App and web page records
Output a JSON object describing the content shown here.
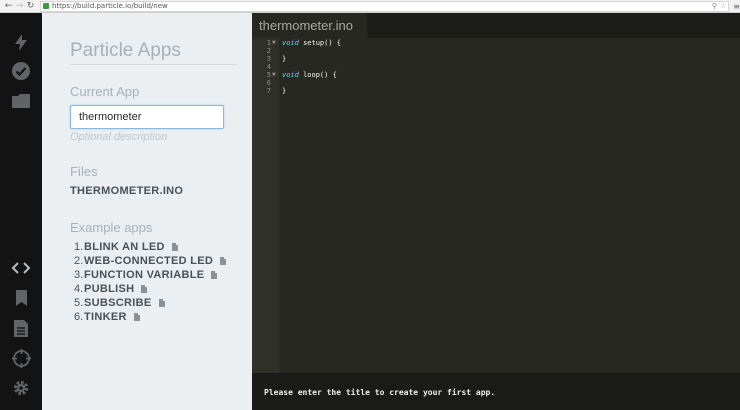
{
  "browser": {
    "url": "https://build.particle.io/build/new",
    "nav_back_icon": "back-arrow-icon",
    "nav_forward_icon": "forward-arrow-icon",
    "reload_icon": "reload-icon"
  },
  "rail": {
    "icons": [
      "flash-icon",
      "verify-icon",
      "folder-icon",
      "code-icon",
      "libraries-icon",
      "docs-icon",
      "devices-icon",
      "settings-icon"
    ]
  },
  "panel": {
    "title": "Particle Apps",
    "current_app_label": "Current App",
    "app_name_value": "thermometer",
    "description_placeholder": "Optional description",
    "files_label": "Files",
    "file_name": "THERMOMETER.INO",
    "examples_label": "Example apps",
    "examples": [
      {
        "num": "1.",
        "name": "BLINK AN LED"
      },
      {
        "num": "2.",
        "name": "WEB-CONNECTED LED"
      },
      {
        "num": "3.",
        "name": "FUNCTION VARIABLE"
      },
      {
        "num": "4.",
        "name": "PUBLISH"
      },
      {
        "num": "5.",
        "name": "SUBSCRIBE"
      },
      {
        "num": "6.",
        "name": "TINKER"
      }
    ]
  },
  "editor": {
    "tab_name": "thermometer.ino",
    "line_numbers": [
      "1",
      "2",
      "3",
      "4",
      "5",
      "6",
      "7"
    ],
    "code": {
      "l1_kw": "void",
      "l1_rest": " setup() {",
      "l3": "}",
      "l5_kw": "void",
      "l5_rest": " loop() {",
      "l7": "}"
    },
    "status_message": "Please enter the title to create your first app."
  },
  "colors": {
    "rail_bg": "#131313",
    "panel_bg": "#ebeff2",
    "editor_bg": "#272822",
    "keyword": "#66d9ef"
  }
}
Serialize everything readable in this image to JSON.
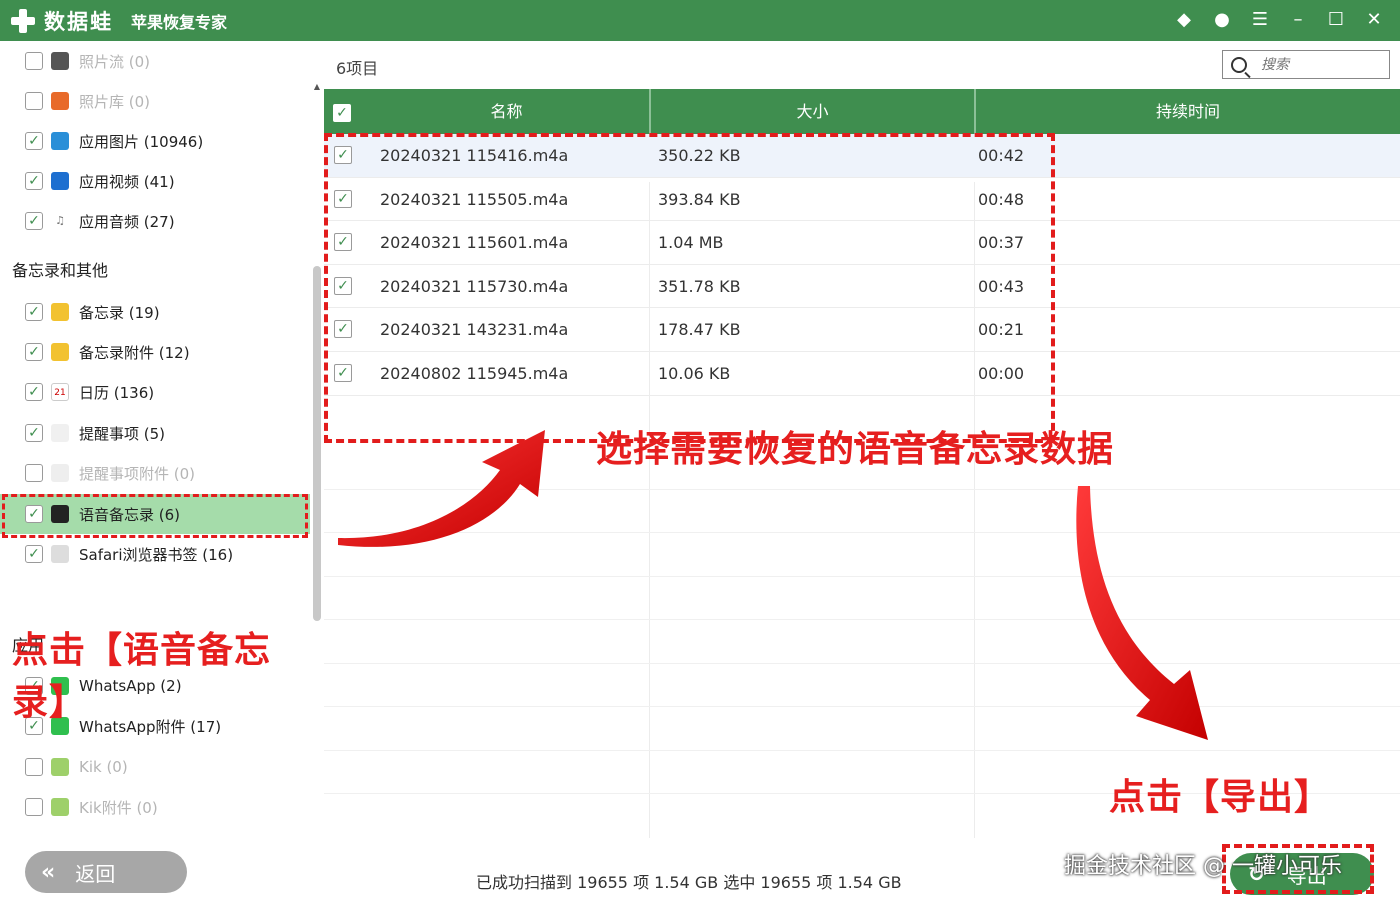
{
  "titlebar": {
    "brand": "数据蛙",
    "product": "苹果恢复专家",
    "icons": [
      "diamond-icon",
      "chat-icon",
      "menu-list-icon",
      "minimize-icon",
      "maximize-icon",
      "close-icon"
    ]
  },
  "sidebar": {
    "items_top": [
      {
        "label": "照片流 (0)",
        "checked": false,
        "dim": true,
        "icon": "camera-icon"
      },
      {
        "label": "照片库 (0)",
        "checked": false,
        "dim": true,
        "icon": "photos-icon"
      },
      {
        "label": "应用图片 (10946)",
        "checked": true,
        "dim": false,
        "icon": "image-icon"
      },
      {
        "label": "应用视频 (41)",
        "checked": true,
        "dim": false,
        "icon": "video-icon"
      },
      {
        "label": "应用音频 (27)",
        "checked": true,
        "dim": false,
        "icon": "music-note-icon"
      }
    ],
    "section_memo": "备忘录和其他",
    "items_memo": [
      {
        "label": "备忘录 (19)",
        "checked": true,
        "dim": false,
        "icon": "notes-icon"
      },
      {
        "label": "备忘录附件 (12)",
        "checked": true,
        "dim": false,
        "icon": "notes-attachment-icon"
      },
      {
        "label": "日历 (136)",
        "checked": true,
        "dim": false,
        "icon": "calendar-icon"
      },
      {
        "label": "提醒事项 (5)",
        "checked": true,
        "dim": false,
        "icon": "reminders-icon"
      },
      {
        "label": "提醒事项附件 (0)",
        "checked": false,
        "dim": true,
        "icon": "reminders-attachment-icon"
      },
      {
        "label": "语音备忘录 (6)",
        "checked": true,
        "dim": false,
        "icon": "voice-memo-icon",
        "active": true
      },
      {
        "label": "Safari浏览器书签 (16)",
        "checked": true,
        "dim": false,
        "icon": "bookmark-icon"
      }
    ],
    "section_apps": "应用",
    "items_apps": [
      {
        "label": "WhatsApp (2)",
        "checked": true,
        "dim": false,
        "icon": "whatsapp-icon"
      },
      {
        "label": "WhatsApp附件 (17)",
        "checked": true,
        "dim": false,
        "icon": "whatsapp-attachment-icon"
      },
      {
        "label": "Kik (0)",
        "checked": false,
        "dim": true,
        "icon": "kik-icon"
      },
      {
        "label": "Kik附件 (0)",
        "checked": false,
        "dim": true,
        "icon": "kik-attachment-icon"
      }
    ]
  },
  "main": {
    "count": "6项目",
    "search_placeholder": "搜索",
    "columns": [
      "名称",
      "大小",
      "持续时间"
    ],
    "rows": [
      {
        "name": "20240321 115416.m4a",
        "size": "350.22 KB",
        "duration": "00:42"
      },
      {
        "name": "20240321 115505.m4a",
        "size": "393.84 KB",
        "duration": "00:48"
      },
      {
        "name": "20240321 115601.m4a",
        "size": "1.04 MB",
        "duration": "00:37"
      },
      {
        "name": "20240321 115730.m4a",
        "size": "351.78 KB",
        "duration": "00:43"
      },
      {
        "name": "20240321 143231.m4a",
        "size": "178.47 KB",
        "duration": "00:21"
      },
      {
        "name": "20240802 115945.m4a",
        "size": "10.06 KB",
        "duration": "00:00"
      }
    ]
  },
  "annotations": {
    "left": "点击【语音备忘录】",
    "main": "选择需要恢复的语音备忘录数据",
    "export": "点击【导出】"
  },
  "bottom": {
    "back_label": "返回",
    "status": "已成功扫描到 19655 项 1.54 GB   选中 19655 项 1.54 GB",
    "watermark": "掘金技术社区 @ 一罐小可乐",
    "export_label": "导出"
  },
  "colors": {
    "brand_green": "#3f8e4f",
    "annotation_red": "#e21c1c",
    "active_row": "#a5dcaa"
  }
}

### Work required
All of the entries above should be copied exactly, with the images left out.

### Completed task
Output a JSON object describing the content shown here.
{
  "browser": {
    "url": "https://build.particle.io/build/new",
    "nav_back_icon": "back-arrow-icon",
    "nav_forward_icon": "forward-arrow-icon",
    "reload_icon": "reload-icon"
  },
  "rail": {
    "icons": [
      "flash-icon",
      "verify-icon",
      "folder-icon",
      "code-icon",
      "libraries-icon",
      "docs-icon",
      "devices-icon",
      "settings-icon"
    ]
  },
  "panel": {
    "title": "Particle Apps",
    "current_app_label": "Current App",
    "app_name_value": "thermometer",
    "description_placeholder": "Optional description",
    "files_label": "Files",
    "file_name": "THERMOMETER.INO",
    "examples_label": "Example apps",
    "examples": [
      {
        "num": "1.",
        "name": "BLINK AN LED"
      },
      {
        "num": "2.",
        "name": "WEB-CONNECTED LED"
      },
      {
        "num": "3.",
        "name": "FUNCTION VARIABLE"
      },
      {
        "num": "4.",
        "name": "PUBLISH"
      },
      {
        "num": "5.",
        "name": "SUBSCRIBE"
      },
      {
        "num": "6.",
        "name": "TINKER"
      }
    ]
  },
  "editor": {
    "tab_name": "thermometer.ino",
    "line_numbers": [
      "1",
      "2",
      "3",
      "4",
      "5",
      "6",
      "7"
    ],
    "code": {
      "l1_kw": "void",
      "l1_rest": " setup() {",
      "l3": "}",
      "l5_kw": "void",
      "l5_rest": " loop() {",
      "l7": "}"
    },
    "status_message": "Please enter the title to create your first app."
  },
  "colors": {
    "rail_bg": "#131313",
    "panel_bg": "#ebeff2",
    "editor_bg": "#272822",
    "keyword": "#66d9ef"
  }
}
Serialize everything readable in this image to JSON.
{
  "titlebar": {
    "brand": "数据蛙",
    "product": "苹果恢复专家",
    "icons": [
      "diamond-icon",
      "chat-icon",
      "menu-list-icon",
      "minimize-icon",
      "maximize-icon",
      "close-icon"
    ]
  },
  "sidebar": {
    "items_top": [
      {
        "label": "照片流 (0)",
        "checked": false,
        "dim": true,
        "icon": "camera-icon"
      },
      {
        "label": "照片库 (0)",
        "checked": false,
        "dim": true,
        "icon": "photos-icon"
      },
      {
        "label": "应用图片 (10946)",
        "checked": true,
        "dim": false,
        "icon": "image-icon"
      },
      {
        "label": "应用视频 (41)",
        "checked": true,
        "dim": false,
        "icon": "video-icon"
      },
      {
        "label": "应用音频 (27)",
        "checked": true,
        "dim": false,
        "icon": "music-note-icon"
      }
    ],
    "section_memo": "备忘录和其他",
    "items_memo": [
      {
        "label": "备忘录 (19)",
        "checked": true,
        "dim": false,
        "icon": "notes-icon"
      },
      {
        "label": "备忘录附件 (12)",
        "checked": true,
        "dim": false,
        "icon": "notes-attachment-icon"
      },
      {
        "label": "日历 (136)",
        "checked": true,
        "dim": false,
        "icon": "calendar-icon"
      },
      {
        "label": "提醒事项 (5)",
        "checked": true,
        "dim": false,
        "icon": "reminders-icon"
      },
      {
        "label": "提醒事项附件 (0)",
        "checked": false,
        "dim": true,
        "icon": "reminders-attachment-icon"
      },
      {
        "label": "语音备忘录 (6)",
        "checked": true,
        "dim": false,
        "icon": "voice-memo-icon",
        "active": true
      },
      {
        "label": "Safari浏览器书签 (16)",
        "checked": true,
        "dim": false,
        "icon": "bookmark-icon"
      }
    ],
    "section_apps": "应用",
    "items_apps": [
      {
        "label": "WhatsApp (2)",
        "checked": true,
        "dim": false,
        "icon": "whatsapp-icon"
      },
      {
        "label": "WhatsApp附件 (17)",
        "checked": true,
        "dim": false,
        "icon": "whatsapp-attachment-icon"
      },
      {
        "label": "Kik (0)",
        "checked": false,
        "dim": true,
        "icon": "kik-icon"
      },
      {
        "label": "Kik附件 (0)",
        "checked": false,
        "dim": true,
        "icon": "kik-attachment-icon"
      }
    ]
  },
  "main": {
    "count": "6项目",
    "search_placeholder": "搜索",
    "columns": [
      "名称",
      "大小",
      "持续时间"
    ],
    "rows": [
      {
        "name": "20240321 115416.m4a",
        "size": "350.22 KB",
        "duration": "00:42"
      },
      {
        "name": "20240321 115505.m4a",
        "size": "393.84 KB",
        "duration": "00:48"
      },
      {
        "name": "20240321 115601.m4a",
        "size": "1.04 MB",
        "duration": "00:37"
      },
      {
        "name": "20240321 115730.m4a",
        "size": "351.78 KB",
        "duration": "00:43"
      },
      {
        "name": "20240321 143231.m4a",
        "size": "178.47 KB",
        "duration": "00:21"
      },
      {
        "name": "20240802 115945.m4a",
        "size": "10.06 KB",
        "duration": "00:00"
      }
    ]
  },
  "annotations": {
    "left": "点击【语音备忘录】",
    "main": "选择需要恢复的语音备忘录数据",
    "export": "点击【导出】"
  },
  "bottom": {
    "back_label": "返回",
    "status": "已成功扫描到 19655 项 1.54 GB   选中 19655 项 1.54 GB",
    "watermark": "掘金技术社区 @ 一罐小可乐",
    "export_label": "导出"
  },
  "colors": {
    "brand_green": "#3f8e4f",
    "annotation_red": "#e21c1c",
    "active_row": "#a5dcaa"
  }
}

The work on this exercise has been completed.